is free. You can find the Sample Size Calculator in Stat Trek's
main menu under the Stat Tools tab. Or you can tap the button below.
Sample Size Calculator
Example 1
At the end of every school year, the state administers a reading test to a
sample of third graders. The school system has 20,000 third graders, grouped in
1000 separate classes. Assume that each class has 20 students. This year, the
test was administered to each student in 36 randomlysampled classes. Thus,
this is onestage cluster sampling, with classes serving as clusters. The
average test score from each sampled cluster X_{i}
is shown below:
55, 60, 65, 67, 67, 70, 70, 70, 72, 72, 72, 72, 73, 73, 75, 75, 75, 75,
75, 77, 77, 78, 78, 78, 78, 80, 80, 80, 80, 80, 80, 83, 83, 85, 85, 85

Using sample data, estimate the mean reading achievement level in the
population. Find the margin
of error and the
confidence interval. Assume a 95%
confidence level.
Solution: To solve this problem, we follow the sevenstep process described above.
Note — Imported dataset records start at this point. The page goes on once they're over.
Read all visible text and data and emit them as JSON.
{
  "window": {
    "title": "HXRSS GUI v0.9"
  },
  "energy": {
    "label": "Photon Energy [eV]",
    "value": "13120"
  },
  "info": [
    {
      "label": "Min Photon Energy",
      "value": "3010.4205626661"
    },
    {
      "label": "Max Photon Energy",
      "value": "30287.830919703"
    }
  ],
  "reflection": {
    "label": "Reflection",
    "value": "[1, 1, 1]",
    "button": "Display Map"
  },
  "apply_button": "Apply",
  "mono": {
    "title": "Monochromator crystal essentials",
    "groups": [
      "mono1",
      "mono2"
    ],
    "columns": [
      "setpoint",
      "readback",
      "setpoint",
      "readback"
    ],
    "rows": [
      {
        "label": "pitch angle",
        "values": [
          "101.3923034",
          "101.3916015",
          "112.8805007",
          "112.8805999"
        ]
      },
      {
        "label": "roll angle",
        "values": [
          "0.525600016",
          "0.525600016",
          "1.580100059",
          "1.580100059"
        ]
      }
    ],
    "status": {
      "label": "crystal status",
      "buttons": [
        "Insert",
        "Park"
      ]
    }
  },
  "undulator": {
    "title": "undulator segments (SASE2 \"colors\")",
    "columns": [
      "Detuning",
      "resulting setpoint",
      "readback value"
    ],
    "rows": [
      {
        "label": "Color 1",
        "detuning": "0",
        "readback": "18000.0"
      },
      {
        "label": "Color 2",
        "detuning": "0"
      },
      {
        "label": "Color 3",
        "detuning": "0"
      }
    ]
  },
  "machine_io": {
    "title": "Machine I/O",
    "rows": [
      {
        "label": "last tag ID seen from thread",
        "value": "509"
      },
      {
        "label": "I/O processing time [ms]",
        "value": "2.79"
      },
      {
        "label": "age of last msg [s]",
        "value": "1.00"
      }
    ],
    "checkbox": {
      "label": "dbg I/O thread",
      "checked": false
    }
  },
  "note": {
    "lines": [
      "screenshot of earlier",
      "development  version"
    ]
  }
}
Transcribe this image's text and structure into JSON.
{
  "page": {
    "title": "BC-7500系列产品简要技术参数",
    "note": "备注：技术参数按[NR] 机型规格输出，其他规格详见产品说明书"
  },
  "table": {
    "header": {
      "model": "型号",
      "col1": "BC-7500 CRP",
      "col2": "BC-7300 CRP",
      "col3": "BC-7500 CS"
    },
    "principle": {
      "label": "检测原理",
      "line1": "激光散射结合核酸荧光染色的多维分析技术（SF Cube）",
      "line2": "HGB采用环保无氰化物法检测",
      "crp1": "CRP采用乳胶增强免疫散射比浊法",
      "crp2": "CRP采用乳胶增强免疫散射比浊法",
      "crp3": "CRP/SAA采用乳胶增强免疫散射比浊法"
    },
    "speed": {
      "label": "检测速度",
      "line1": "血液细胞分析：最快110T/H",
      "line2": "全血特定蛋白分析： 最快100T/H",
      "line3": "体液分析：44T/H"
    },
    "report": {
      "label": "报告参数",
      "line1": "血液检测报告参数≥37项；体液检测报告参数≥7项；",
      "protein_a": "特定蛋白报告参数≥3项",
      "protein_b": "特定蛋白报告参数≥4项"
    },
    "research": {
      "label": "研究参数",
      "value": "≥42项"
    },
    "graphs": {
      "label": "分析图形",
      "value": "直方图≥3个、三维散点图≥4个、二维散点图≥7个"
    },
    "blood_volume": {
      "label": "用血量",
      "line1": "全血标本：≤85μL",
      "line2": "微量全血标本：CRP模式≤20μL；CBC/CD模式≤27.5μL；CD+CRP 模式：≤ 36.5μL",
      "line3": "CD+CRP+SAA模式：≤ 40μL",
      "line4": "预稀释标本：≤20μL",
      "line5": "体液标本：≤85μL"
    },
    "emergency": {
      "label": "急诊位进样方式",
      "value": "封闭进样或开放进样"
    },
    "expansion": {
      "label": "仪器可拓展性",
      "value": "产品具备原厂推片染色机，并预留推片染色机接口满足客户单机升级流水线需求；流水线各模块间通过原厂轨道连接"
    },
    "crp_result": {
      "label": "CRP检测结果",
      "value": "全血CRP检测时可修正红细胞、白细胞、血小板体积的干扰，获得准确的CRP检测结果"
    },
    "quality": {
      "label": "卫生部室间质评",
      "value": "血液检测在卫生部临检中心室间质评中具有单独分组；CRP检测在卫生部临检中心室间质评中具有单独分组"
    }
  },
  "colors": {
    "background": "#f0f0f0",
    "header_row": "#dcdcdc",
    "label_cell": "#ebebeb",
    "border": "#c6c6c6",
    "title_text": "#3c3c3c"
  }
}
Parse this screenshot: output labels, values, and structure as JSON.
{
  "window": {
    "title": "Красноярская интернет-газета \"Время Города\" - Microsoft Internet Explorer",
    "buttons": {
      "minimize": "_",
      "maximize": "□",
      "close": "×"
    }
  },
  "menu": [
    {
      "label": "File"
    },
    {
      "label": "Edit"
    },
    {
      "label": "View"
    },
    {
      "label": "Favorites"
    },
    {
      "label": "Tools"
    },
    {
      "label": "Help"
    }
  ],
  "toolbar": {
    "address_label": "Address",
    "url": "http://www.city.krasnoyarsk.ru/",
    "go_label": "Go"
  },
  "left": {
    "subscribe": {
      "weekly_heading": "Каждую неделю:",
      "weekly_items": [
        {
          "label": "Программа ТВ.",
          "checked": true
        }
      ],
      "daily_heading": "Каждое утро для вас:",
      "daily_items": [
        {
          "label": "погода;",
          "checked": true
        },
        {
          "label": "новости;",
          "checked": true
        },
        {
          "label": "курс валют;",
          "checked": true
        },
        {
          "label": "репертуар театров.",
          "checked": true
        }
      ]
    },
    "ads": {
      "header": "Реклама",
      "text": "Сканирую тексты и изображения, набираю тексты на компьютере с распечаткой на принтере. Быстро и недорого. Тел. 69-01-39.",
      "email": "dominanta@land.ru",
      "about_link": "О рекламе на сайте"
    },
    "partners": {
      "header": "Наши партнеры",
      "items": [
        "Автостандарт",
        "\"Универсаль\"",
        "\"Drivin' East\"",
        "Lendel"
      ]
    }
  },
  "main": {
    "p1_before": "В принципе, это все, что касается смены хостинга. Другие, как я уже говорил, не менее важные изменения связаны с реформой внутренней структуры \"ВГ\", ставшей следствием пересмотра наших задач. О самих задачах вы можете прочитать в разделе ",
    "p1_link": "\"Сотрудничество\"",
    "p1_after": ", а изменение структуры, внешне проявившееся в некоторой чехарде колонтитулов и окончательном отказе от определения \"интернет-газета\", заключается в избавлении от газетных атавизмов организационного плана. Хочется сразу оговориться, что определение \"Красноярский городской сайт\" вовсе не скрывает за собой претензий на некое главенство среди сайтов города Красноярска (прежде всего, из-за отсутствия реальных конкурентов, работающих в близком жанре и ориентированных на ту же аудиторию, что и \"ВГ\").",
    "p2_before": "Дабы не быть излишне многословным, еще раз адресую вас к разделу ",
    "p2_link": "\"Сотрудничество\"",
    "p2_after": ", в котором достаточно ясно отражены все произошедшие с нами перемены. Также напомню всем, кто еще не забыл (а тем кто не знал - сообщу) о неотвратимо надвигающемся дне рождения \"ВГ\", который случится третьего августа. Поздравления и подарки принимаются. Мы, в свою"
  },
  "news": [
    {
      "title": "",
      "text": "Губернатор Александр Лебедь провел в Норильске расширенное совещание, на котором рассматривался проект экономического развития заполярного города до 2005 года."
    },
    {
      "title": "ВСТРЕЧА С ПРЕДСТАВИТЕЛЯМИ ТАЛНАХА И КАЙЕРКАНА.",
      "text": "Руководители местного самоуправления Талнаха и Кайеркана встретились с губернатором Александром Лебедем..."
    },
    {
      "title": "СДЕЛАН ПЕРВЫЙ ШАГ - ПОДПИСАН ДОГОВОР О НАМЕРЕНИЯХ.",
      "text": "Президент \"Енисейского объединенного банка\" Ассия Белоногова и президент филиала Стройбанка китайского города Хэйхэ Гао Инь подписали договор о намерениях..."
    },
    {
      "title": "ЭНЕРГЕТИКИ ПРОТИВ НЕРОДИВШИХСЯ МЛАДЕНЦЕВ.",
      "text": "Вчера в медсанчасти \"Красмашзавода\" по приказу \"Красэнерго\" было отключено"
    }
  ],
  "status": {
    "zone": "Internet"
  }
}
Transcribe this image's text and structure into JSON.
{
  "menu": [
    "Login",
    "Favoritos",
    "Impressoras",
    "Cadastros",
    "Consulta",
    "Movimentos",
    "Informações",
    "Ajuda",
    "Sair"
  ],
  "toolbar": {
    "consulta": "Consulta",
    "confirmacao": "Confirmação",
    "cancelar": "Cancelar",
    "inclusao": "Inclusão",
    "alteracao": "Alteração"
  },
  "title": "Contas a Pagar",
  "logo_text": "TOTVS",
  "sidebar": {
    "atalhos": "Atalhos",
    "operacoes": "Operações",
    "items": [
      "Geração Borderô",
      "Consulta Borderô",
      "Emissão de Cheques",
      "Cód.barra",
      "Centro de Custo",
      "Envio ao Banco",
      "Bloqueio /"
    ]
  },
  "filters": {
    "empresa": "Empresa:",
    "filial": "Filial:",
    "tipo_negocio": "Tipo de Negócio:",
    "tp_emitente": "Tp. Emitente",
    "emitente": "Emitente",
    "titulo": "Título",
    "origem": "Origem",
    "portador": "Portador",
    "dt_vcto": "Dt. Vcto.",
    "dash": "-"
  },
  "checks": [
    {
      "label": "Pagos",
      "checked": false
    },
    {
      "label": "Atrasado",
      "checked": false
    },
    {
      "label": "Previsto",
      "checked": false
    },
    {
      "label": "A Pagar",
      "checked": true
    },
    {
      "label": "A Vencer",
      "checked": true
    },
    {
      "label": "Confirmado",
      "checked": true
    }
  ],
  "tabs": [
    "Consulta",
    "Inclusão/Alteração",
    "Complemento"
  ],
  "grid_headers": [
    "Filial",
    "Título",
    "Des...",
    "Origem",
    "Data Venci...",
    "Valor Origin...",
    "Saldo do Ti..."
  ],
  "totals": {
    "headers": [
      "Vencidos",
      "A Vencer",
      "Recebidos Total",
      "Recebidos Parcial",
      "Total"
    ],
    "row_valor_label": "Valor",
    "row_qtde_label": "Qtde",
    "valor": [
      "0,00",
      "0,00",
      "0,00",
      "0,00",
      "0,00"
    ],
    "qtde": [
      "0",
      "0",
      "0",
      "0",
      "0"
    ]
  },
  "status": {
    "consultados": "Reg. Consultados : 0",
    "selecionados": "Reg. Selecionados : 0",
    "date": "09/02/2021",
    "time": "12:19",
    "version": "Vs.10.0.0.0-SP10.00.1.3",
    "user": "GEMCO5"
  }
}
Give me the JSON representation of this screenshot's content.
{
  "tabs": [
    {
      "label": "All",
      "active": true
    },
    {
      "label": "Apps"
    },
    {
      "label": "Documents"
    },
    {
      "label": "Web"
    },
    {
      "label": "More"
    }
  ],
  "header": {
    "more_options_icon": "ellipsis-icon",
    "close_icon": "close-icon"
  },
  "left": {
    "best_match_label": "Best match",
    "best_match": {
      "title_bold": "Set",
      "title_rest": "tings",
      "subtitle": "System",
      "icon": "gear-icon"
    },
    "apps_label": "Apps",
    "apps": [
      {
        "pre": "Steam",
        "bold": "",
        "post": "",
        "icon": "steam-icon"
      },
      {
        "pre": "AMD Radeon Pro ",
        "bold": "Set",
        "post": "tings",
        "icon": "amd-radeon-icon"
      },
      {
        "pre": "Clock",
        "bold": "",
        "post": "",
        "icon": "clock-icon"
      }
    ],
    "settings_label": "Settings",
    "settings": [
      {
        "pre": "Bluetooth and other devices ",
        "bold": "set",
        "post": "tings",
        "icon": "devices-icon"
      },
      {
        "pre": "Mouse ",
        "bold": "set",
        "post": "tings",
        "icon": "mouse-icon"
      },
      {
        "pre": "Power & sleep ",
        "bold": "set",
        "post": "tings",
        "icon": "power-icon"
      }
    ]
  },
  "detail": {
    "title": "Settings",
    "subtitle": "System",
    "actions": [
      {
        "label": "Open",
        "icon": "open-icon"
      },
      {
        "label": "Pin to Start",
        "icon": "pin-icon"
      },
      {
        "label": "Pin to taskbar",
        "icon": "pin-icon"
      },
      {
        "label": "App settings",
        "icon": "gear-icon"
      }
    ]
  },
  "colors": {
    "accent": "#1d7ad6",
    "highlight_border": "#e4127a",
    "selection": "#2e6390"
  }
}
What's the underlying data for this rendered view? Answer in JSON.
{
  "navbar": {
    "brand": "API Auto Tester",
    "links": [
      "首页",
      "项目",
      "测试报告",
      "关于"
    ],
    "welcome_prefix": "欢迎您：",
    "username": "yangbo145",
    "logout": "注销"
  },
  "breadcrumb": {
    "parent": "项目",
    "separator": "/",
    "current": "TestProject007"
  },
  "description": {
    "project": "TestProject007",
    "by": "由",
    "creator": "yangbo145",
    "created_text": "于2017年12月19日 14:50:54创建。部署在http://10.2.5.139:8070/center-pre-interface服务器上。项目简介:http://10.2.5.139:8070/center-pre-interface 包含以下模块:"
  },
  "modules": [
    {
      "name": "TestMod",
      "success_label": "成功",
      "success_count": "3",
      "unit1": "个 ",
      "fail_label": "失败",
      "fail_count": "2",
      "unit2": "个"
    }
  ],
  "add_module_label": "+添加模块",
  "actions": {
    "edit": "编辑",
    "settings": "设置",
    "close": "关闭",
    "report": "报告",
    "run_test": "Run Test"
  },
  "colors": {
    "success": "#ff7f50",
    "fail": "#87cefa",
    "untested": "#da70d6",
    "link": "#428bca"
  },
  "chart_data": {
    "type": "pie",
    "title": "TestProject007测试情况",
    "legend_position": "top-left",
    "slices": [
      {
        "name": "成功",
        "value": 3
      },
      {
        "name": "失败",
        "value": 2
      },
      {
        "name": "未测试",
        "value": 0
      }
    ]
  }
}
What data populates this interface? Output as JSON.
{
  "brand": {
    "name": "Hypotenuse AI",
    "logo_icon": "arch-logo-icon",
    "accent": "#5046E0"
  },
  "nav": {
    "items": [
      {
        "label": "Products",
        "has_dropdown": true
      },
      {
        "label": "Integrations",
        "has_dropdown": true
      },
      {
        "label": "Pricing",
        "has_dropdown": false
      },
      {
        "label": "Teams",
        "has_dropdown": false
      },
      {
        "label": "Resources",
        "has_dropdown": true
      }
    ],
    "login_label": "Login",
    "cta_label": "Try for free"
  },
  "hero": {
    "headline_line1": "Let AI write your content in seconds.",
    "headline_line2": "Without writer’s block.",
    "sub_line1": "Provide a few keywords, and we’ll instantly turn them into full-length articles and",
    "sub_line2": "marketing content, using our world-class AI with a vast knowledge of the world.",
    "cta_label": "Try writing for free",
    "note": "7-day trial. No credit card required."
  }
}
 Estimate the population mean. To compute the overall sample mean, we use the following formula:
x = [ ( N / ( n * M ) ] * Σ
( M_{i} * x_{h} )
x = [ ( 1000 / ( 36 * 20,000 ) ] * Σ ( 20 * x_{h} )
x = Σ ( x_{h} ) / 36
x = ( 55 + 60 + 65 + ... + 85 + 85 + 85 ) / 36 = 75
Therefore, based on data from the cluster sample, we estimate that the mean
reading achievement level in the population is equal to 75.
 Compute sample variance within cluster. If our problem involved twostage cluster sampling, we would need to compute sample
variance within each cluster. But since our problem uses onestage cluster sampling, we don't need to compute variance within clusters.
 Compute standard error. Before we can compute the standard error, we first need to estimate the population total:
t = N/n * Σ M_{h}x_{h}
t = (1000/36) * 20 * Σ x_{h}
t = ( 27.778 ) * 20 * ( 55 + 60 + ... + 85 + 85 )
t = 1,500,000
Now that we know the population total, we can compute the standard error (SE):
SE = ( 1 / M ) * sqrt { [ N^{2} * ( 1  n/N ) / n ] * Σ ( M_{h} * x_{h} 
t / N )^{2} / ( n  1 )
SE = ( 1 /20,000 ) * sqrt { [ 1000^{2} * ( 1  36/1000 ) / 36 ] *
Σ ( 20 * x_{h}  1,500,000 / 1000 )^{2} / ( 35 ) }
SE = ( 1 /20,000 ) * sqrt { [ 1000^{2} * ( 1  36/1000 ) / 36 ] *
( 20 * 55  1,500,000 / 1000 )^{2} / ( 35 ) +
( 20 * 60  1,500,000 / 1000 )^{2} / ( 35 )
+ ... +
( 20 * 85  1,500,000 / 1000 )^{2} / ( 35 ) +
( 20 * 85  1,500,000 / 1000 )^{2} / ( 35 ) }
SE = ( 1 /20,000 ) * sqrt [ [ 1000^{2} * ( 1  36/1000 ) / 36 ] * 18,217.143 ]
SE = 1.1
Thus, the standard error of the sampling distribution of the mean is 1.1.
 Select a confidence level. In this analysis, the confidence level is defined for us in the problem. We are working with a 95%
confidence level.
 Find the critical value. The critical value is a factor used to compute the margin of error. To find the critical value, we take these steps.
 Compute the margin of error (ME):
ME = critical value * standard error
ME = 1.96 * 1.1 = 2.16
 Specify the confidence interval. The minimum and maximum values of the confidence interval are:
CI_{min} = x  SE * CV = 75  1.1 * 1.96 = 72.84
CI_{max} = x + SE * CV = 75 + 1.1 * 1.96 = 77.16
In summary, here are the results of our analysis. Based on sample data, we estimate that the population mean is 75.
Given a 95% confidence level, the margin of error around that estimate is 2.16; and the 95% confidence interval is 72.84 to 77.16.